> **Exercise objective**: Each line in the listing below that contains "screenshot" should be returned.

_ _ _ _

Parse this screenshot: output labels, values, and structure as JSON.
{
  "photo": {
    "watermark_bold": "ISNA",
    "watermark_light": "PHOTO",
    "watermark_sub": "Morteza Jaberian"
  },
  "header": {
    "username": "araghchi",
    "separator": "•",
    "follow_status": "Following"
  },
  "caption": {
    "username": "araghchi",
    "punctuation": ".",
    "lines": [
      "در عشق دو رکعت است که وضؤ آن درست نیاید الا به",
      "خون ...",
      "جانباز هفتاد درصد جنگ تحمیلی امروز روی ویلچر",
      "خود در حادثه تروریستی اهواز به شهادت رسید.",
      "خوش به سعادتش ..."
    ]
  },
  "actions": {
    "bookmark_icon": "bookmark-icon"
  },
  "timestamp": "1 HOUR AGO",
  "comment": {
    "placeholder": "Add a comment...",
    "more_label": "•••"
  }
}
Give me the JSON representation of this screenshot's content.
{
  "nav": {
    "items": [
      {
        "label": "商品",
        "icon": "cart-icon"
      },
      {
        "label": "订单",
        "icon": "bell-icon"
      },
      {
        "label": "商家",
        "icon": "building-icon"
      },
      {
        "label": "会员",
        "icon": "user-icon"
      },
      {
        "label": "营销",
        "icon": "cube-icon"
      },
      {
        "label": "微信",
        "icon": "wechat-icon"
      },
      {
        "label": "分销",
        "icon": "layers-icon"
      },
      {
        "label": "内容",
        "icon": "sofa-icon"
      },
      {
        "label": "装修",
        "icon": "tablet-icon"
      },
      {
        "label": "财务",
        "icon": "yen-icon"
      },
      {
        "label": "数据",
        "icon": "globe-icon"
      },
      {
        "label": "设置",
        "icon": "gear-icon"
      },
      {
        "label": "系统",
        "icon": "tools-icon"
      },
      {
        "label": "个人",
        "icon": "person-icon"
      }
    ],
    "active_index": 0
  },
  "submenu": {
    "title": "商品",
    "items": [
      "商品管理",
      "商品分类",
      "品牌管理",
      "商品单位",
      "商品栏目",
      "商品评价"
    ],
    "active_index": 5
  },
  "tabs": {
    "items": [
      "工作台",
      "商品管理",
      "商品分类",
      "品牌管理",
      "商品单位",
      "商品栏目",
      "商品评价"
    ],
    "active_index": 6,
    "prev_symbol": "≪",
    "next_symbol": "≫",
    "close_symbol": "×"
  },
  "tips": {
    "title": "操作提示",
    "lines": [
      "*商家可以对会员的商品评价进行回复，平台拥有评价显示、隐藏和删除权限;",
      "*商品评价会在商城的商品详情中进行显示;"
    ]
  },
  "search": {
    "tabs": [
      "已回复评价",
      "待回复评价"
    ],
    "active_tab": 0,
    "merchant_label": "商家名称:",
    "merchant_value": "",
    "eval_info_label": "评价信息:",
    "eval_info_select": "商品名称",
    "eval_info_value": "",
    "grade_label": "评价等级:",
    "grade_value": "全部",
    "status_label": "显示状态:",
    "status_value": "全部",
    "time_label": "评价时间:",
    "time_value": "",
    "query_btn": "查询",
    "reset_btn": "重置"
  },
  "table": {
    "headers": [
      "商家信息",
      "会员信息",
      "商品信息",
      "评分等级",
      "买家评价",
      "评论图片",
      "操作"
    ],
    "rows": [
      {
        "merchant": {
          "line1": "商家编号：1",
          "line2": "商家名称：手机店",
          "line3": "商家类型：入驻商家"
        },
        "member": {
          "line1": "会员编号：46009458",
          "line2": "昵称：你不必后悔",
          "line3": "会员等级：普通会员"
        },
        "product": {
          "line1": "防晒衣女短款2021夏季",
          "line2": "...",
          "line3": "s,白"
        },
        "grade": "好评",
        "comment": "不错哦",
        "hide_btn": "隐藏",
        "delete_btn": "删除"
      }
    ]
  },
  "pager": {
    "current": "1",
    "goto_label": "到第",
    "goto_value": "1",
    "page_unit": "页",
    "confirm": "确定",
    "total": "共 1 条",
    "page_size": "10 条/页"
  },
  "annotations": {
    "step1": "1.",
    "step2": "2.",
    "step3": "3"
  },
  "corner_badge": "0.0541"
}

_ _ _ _

> **Output for this exercise**:
Parse this screenshot: output labels, values, and structure as JSON.
Give me the JSON representation of this screenshot's content.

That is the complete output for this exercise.